Being a student and a journalist is tough at any time, and it only seems to be getting harder as time goes by. But just as the news never stops, neither do we. Every day I find a new reason to be proud of my colleagues and the work we do.
It was a hell of a semester. Here’s to uncovering the truth and reporting it accurately in the winter, spring and beyond.
Maria Leontaras, a student at Saint Mary's College, is the editor-in-chief of The Observer.
Mary Bernard ’20 Attends the Online News Association Convention
Posted: Sept. 29, 2019
Gallivan student Mary Bernard (Class of '20), Prof. Victoria St. Martin and American Studies alum Tessa Bangs (Class of '18), now of The Los Angeles Times, at the Online News Association Convention in September.
When I was preparing for the Online News Association Conference in New Orleans, I kept hearing the same piece of advice — at conferences, the time spent outside of sessions is often just as useful as the time in them.
Looking at the extensive, exciting list of sessions available at ONA, I found that hard to believe. I also found building my ideal schedule close to impossible. I couldn’t be two places at once, but I didn’t know how to choose between a practical session on monetizing newsletters and a panel on innovation in the newsroom. And I ran into that same issue with every time slot I tried to fill.
Thanks to the generosity of the Gallivan Program in Journalism, Ethics and Democracy, the Anthropology department and the Glynn Family Honors Program, ONA became the first conference I’ve had the pleasure to attend.
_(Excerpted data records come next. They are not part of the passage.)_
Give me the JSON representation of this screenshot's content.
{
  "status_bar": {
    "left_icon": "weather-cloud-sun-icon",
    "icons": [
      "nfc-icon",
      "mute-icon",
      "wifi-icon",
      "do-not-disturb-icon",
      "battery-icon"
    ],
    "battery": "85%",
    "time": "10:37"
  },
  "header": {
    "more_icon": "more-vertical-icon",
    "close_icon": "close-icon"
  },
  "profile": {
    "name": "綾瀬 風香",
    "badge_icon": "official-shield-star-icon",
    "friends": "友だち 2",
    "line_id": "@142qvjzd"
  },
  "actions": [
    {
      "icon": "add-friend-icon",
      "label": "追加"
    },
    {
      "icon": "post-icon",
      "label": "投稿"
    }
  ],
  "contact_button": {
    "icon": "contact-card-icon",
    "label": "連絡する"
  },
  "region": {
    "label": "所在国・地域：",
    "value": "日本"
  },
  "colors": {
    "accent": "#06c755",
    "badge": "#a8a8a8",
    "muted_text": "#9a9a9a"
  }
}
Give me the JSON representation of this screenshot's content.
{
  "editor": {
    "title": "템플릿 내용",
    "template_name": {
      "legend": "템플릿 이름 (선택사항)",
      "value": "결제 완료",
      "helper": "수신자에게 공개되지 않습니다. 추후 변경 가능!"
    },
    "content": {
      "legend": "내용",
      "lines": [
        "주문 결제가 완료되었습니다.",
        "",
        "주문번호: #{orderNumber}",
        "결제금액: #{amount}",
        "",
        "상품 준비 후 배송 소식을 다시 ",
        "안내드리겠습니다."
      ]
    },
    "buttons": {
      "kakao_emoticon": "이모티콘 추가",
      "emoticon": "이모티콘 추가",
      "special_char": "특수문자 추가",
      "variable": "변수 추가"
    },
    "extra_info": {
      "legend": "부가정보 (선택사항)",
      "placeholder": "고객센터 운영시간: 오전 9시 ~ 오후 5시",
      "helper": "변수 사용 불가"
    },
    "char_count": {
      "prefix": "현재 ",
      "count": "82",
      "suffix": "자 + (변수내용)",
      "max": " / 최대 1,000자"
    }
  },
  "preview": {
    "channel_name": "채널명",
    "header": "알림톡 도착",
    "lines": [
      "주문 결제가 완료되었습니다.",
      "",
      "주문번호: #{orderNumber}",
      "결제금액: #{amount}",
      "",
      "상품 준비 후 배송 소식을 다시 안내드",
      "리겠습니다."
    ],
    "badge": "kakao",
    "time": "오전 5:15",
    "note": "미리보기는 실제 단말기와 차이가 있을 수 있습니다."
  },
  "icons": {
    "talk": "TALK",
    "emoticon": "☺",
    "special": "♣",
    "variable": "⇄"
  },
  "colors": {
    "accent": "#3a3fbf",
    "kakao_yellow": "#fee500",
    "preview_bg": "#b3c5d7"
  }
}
It couldn’t have been more well-suited to my interests, which became obvious as every panel and speech felt like one I couldn’t miss.
As a senior majoring in Anthropology and minoring in Journalism, going into a career in news has always my goal, and I always thought that would look like traditional reporting. Over the summer, however, I discovered a new passion: audience engagement and social media.
I first did an internship in social media at the Brookings Institution in D.C. This past summer, I was able to put my learning to work at the Los Angeles Times. Just days into the internship, I knew it was the perfect role for me. Audience engagement places me right where I want to be in the newsroom — informed about every section of the paper and focused on delivering it to readers and listeners in the best way possible.
At the Online News Association convention in New Orleans, “every panel and speech felt like one I couldn’t miss.”
At ONA, it was incredible to see so many like-minded and similarly interested people come together, sharing ideas, failures and successes. To my surprise, the advice I received did ring true. Connecting in person with the people whom I admire in news and on social media helped me to generate just as many ideas as the sessions did. By the end of the week, my notebook was full of plans, Twitter handles and new questions to take with me back to Notre Dame.
As much as my to-do list grew at ONA, I was also left with a lot to ponder. At the conference, the changing dynamics of journalism was more evident than ever. I was surrounded by change-makers who were working to usher in new norms for publishing online, but many conversations didn’t have simple answers.
Strategies for dealing with disinformation and deep fakes abounded, but work is clearly ongoing in this realm. Newsroom leadership discussed revenue building with a majority-online audience, but there was no clear consensus.
What remained obvious to me, however, was how important ONA to create a space for these conversations. As far as I could tell, there was no competitive animosity between anyone, just the shared goal of serving the audience in the best way possible. And that, more than anything, filled me with pride as I hope to enter this field after graduation, and renewed my hope that, with such communal partnership among organizations, we will be able to respond to whatever the future of news and media brings.
Mary Bernard is the social media editor at The Observer.